>>Tamar Kasriel, head of knowledge venturing, The Henley Centre

Now that the battle for M& S is over, it’s fair to say that pretty much everything about it has come down to price - and not just how much Philip Green would have needed to stump up.
The tough competitive environment of grocery means that Stuart Rose will inevitably review the pricing proposition of M& S’s food business. If so, this could see the rollout of the Simply Food format halted, although it would not be advisable to axe it.
However, a ‘can’t beat ’em, join ’em’ mentality that threatens to drag M&S’s good food reputation down into this deal-driven, sales-promotional, horse-trading arena could be a mistake.
The average person does not go to M&S to do a proper weekly shop - people pop in for their favourite things that they know taste better there and because they trust they always will. They go there for party food, or to do a top up shop.
M&S food is considered as something special, interesting or trusted, bought as a treat or a gift. Recent advertising campaigns for the food ranges have concentrated on this indulgence factor to good effect.
People are less likely to visit M&S for an economy shop or bargain.
M&S has always protected the integrity of its food offer by remaining somewhat aloof. Its brand has not been devalued by entering the price war of the major supermarkets.
You rarely see ‘reduced to clear’ items in M&S, in part due to healthy consumer demand but also because the retailer strives to avoid the negative image it portrays. M&S food is rarely sold passed its best and consequently consumer trust remains high.
There is evidence to suggest that consumers are still prepared to pay for assured quality and choice.
This has long been M&S’s winning formula for food and one it should continue to build upon. It has been able to cater to everyone across the age and lifestage spectrum. Where else can you buy organic children’s food, sumptuous TV dinners, calorie-controlled ranges and traditional custard tarts all produced by one trusted brand?
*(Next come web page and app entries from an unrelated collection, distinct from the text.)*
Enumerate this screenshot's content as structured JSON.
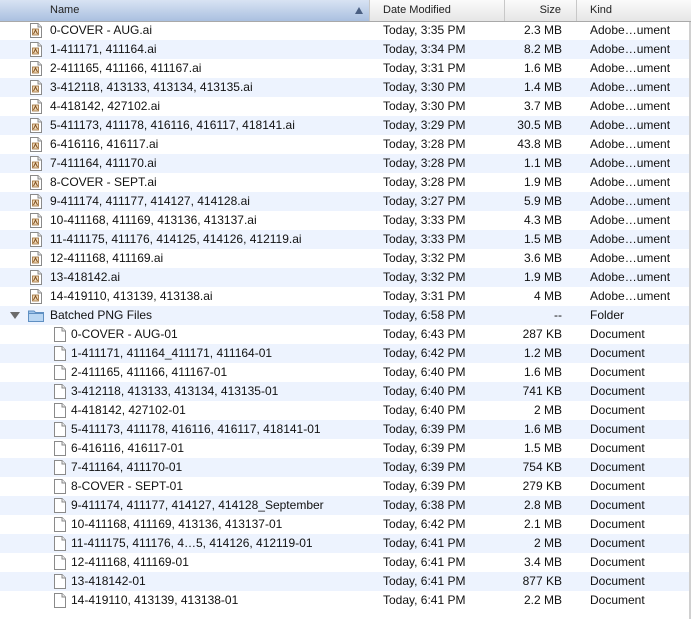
{
  "columns": {
    "name": "Name",
    "date": "Date Modified",
    "size": "Size",
    "kind": "Kind"
  },
  "rows": [
    {
      "name": "0-COVER - AUG.ai",
      "date": "Today, 3:35 PM",
      "size": "2.3 MB",
      "kind": "Adobe…ument",
      "type": "ai",
      "icon": "illustrator-file-icon"
    },
    {
      "name": "1-411171, 411164.ai",
      "date": "Today, 3:34 PM",
      "size": "8.2 MB",
      "kind": "Adobe…ument",
      "type": "ai",
      "icon": "illustrator-file-icon"
    },
    {
      "name": "2-411165, 411166, 411167.ai",
      "date": "Today, 3:31 PM",
      "size": "1.6 MB",
      "kind": "Adobe…ument",
      "type": "ai",
      "icon": "illustrator-file-icon"
    },
    {
      "name": "3-412118, 413133, 413134, 413135.ai",
      "date": "Today, 3:30 PM",
      "size": "1.4 MB",
      "kind": "Adobe…ument",
      "type": "ai",
      "icon": "illustrator-file-icon"
    },
    {
      "name": "4-418142, 427102.ai",
      "date": "Today, 3:30 PM",
      "size": "3.7 MB",
      "kind": "Adobe…ument",
      "type": "ai",
      "icon": "illustrator-file-icon"
    },
    {
      "name": "5-411173, 411178, 416116, 416117, 418141.ai",
      "date": "Today, 3:29 PM",
      "size": "30.5 MB",
      "kind": "Adobe…ument",
      "type": "ai",
      "icon": "illustrator-file-icon"
    },
    {
      "name": "6-416116, 416117.ai",
      "date": "Today, 3:28 PM",
      "size": "43.8 MB",
      "kind": "Adobe…ument",
      "type": "ai",
      "icon": "illustrator-file-icon"
    },
    {
      "name": "7-411164, 411170.ai",
      "date": "Today, 3:28 PM",
      "size": "1.1 MB",
      "kind": "Adobe…ument",
      "type": "ai",
      "icon": "illustrator-file-icon"
    },
    {
      "name": "8-COVER - SEPT.ai",
      "date": "Today, 3:28 PM",
      "size": "1.9 MB",
      "kind": "Adobe…ument",
      "type": "ai",
      "icon": "illustrator-file-icon"
    },
    {
      "name": "9-411174, 411177, 414127, 414128.ai",
      "date": "Today, 3:27 PM",
      "size": "5.9 MB",
      "kind": "Adobe…ument",
      "type": "ai",
      "icon": "illustrator-file-icon"
    },
    {
      "name": "10-411168, 411169, 413136, 413137.ai",
      "date": "Today, 3:33 PM",
      "size": "4.3 MB",
      "kind": "Adobe…ument",
      "type": "ai",
      "icon": "illustrator-file-icon"
    },
    {
      "name": "11-411175, 411176, 414125, 414126, 412119.ai",
      "date": "Today, 3:33 PM",
      "size": "1.5 MB",
      "kind": "Adobe…ument",
      "type": "ai",
      "icon": "illustrator-file-icon"
    },
    {
      "name": "12-411168, 411169.ai",
      "date": "Today, 3:32 PM",
      "size": "3.6 MB",
      "kind": "Adobe…ument",
      "type": "ai",
      "icon": "illustrator-file-icon"
    },
    {
      "name": "13-418142.ai",
      "date": "Today, 3:32 PM",
      "size": "1.9 MB",
      "kind": "Adobe…ument",
      "type": "ai",
      "icon": "illustrator-file-icon"
    },
    {
      "name": "14-419110, 413139, 413138.ai",
      "date": "Today, 3:31 PM",
      "size": "4 MB",
      "kind": "Adobe…ument",
      "type": "ai",
      "icon": "illustrator-file-icon"
    },
    {
      "name": "Batched PNG Files",
      "date": "Today, 6:58 PM",
      "size": "--",
      "kind": "Folder",
      "type": "folder",
      "icon": "folder-icon",
      "expanded": true
    },
    {
      "name": "0-COVER - AUG-01",
      "date": "Today, 6:43 PM",
      "size": "287 KB",
      "kind": "Document",
      "type": "doc",
      "icon": "document-icon"
    },
    {
      "name": "1-411171, 411164_411171, 411164-01",
      "date": "Today, 6:42 PM",
      "size": "1.2 MB",
      "kind": "Document",
      "type": "doc",
      "icon": "document-icon"
    },
    {
      "name": "2-411165, 411166, 411167-01",
      "date": "Today, 6:40 PM",
      "size": "1.6 MB",
      "kind": "Document",
      "type": "doc",
      "icon": "document-icon"
    },
    {
      "name": "3-412118, 413133, 413134, 413135-01",
      "date": "Today, 6:40 PM",
      "size": "741 KB",
      "kind": "Document",
      "type": "doc",
      "icon": "document-icon"
    },
    {
      "name": "4-418142, 427102-01",
      "date": "Today, 6:40 PM",
      "size": "2 MB",
      "kind": "Document",
      "type": "doc",
      "icon": "document-icon"
    },
    {
      "name": "5-411173, 411178, 416116, 416117, 418141-01",
      "date": "Today, 6:39 PM",
      "size": "1.6 MB",
      "kind": "Document",
      "type": "doc",
      "icon": "document-icon"
    },
    {
      "name": "6-416116, 416117-01",
      "date": "Today, 6:39 PM",
      "size": "1.5 MB",
      "kind": "Document",
      "type": "doc",
      "icon": "document-icon"
    },
    {
      "name": "7-411164, 411170-01",
      "date": "Today, 6:39 PM",
      "size": "754 KB",
      "kind": "Document",
      "type": "doc",
      "icon": "document-icon"
    },
    {
      "name": "8-COVER - SEPT-01",
      "date": "Today, 6:39 PM",
      "size": "279 KB",
      "kind": "Document",
      "type": "doc",
      "icon": "document-icon"
    },
    {
      "name": "9-411174, 411177, 414127, 414128_September",
      "date": "Today, 6:38 PM",
      "size": "2.8 MB",
      "kind": "Document",
      "type": "doc",
      "icon": "document-icon"
    },
    {
      "name": "10-411168, 411169, 413136, 413137-01",
      "date": "Today, 6:42 PM",
      "size": "2.1 MB",
      "kind": "Document",
      "type": "doc",
      "icon": "document-icon"
    },
    {
      "name": "11-411175, 411176, 4…5, 414126, 412119-01",
      "date": "Today, 6:41 PM",
      "size": "2 MB",
      "kind": "Document",
      "type": "doc",
      "icon": "document-icon"
    },
    {
      "name": "12-411168, 411169-01",
      "date": "Today, 6:41 PM",
      "size": "3.4 MB",
      "kind": "Document",
      "type": "doc",
      "icon": "document-icon"
    },
    {
      "name": "13-418142-01",
      "date": "Today, 6:41 PM",
      "size": "877 KB",
      "kind": "Document",
      "type": "doc",
      "icon": "document-icon"
    },
    {
      "name": "14-419110, 413139, 413138-01",
      "date": "Today, 6:41 PM",
      "size": "2.2 MB",
      "kind": "Document",
      "type": "doc",
      "icon": "document-icon"
    }
  ]
}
That’s not to mention its dominance of the lunchtime trade.
A customer who walks into M&S’s food hall is met with a proliferation of appealing brands and choice - an experience notably lacking in some areas of the clothes business, such as womenswear, where the
store layout feels tired and outdated. Indeed, the stylish treatment of the Autograph area only serves to reinforce the outdated look of other parts of the store. Perhaps no wonder so many are voting with their feet and taking their custom elsewhere.
With its food, M&S has managed to balance good, old-fashioned retailing principles with consumer awareness and innovation. Each dish still feels bespoke, yet the retailer has embraced trends and given consumers what they want such as organic baby food or low carb alternatives.
To stay one step ahead, M&S should be aiming higher, not downgrading. The indulgent experience of its food is a concept that should be informing the rest of the business more in future.
For example, why can’t you taste more of the food you buy in M&S, like you can in specialist delis? M&S still provides a more obvious springboard into the deli experience than some of the main supermarkets reconfiguring their food halls with Olde Worlde deli style. It could broaden the appeal of this gourmet experience and apply it to a broader market as Britain’s love affair with food and cooking continues to grow and more of us consider ourselves budding connoisseurs.
So far, in food, M&S has remained strong. But it should not feel invulnerable. Its clothing business is testament to this.
If M&S is not careful its food offer could go the way of the rest of the business unless it invests more, not less, in NPD, quality and design. Food has not been known as the heartland of M&S’s business for nothing.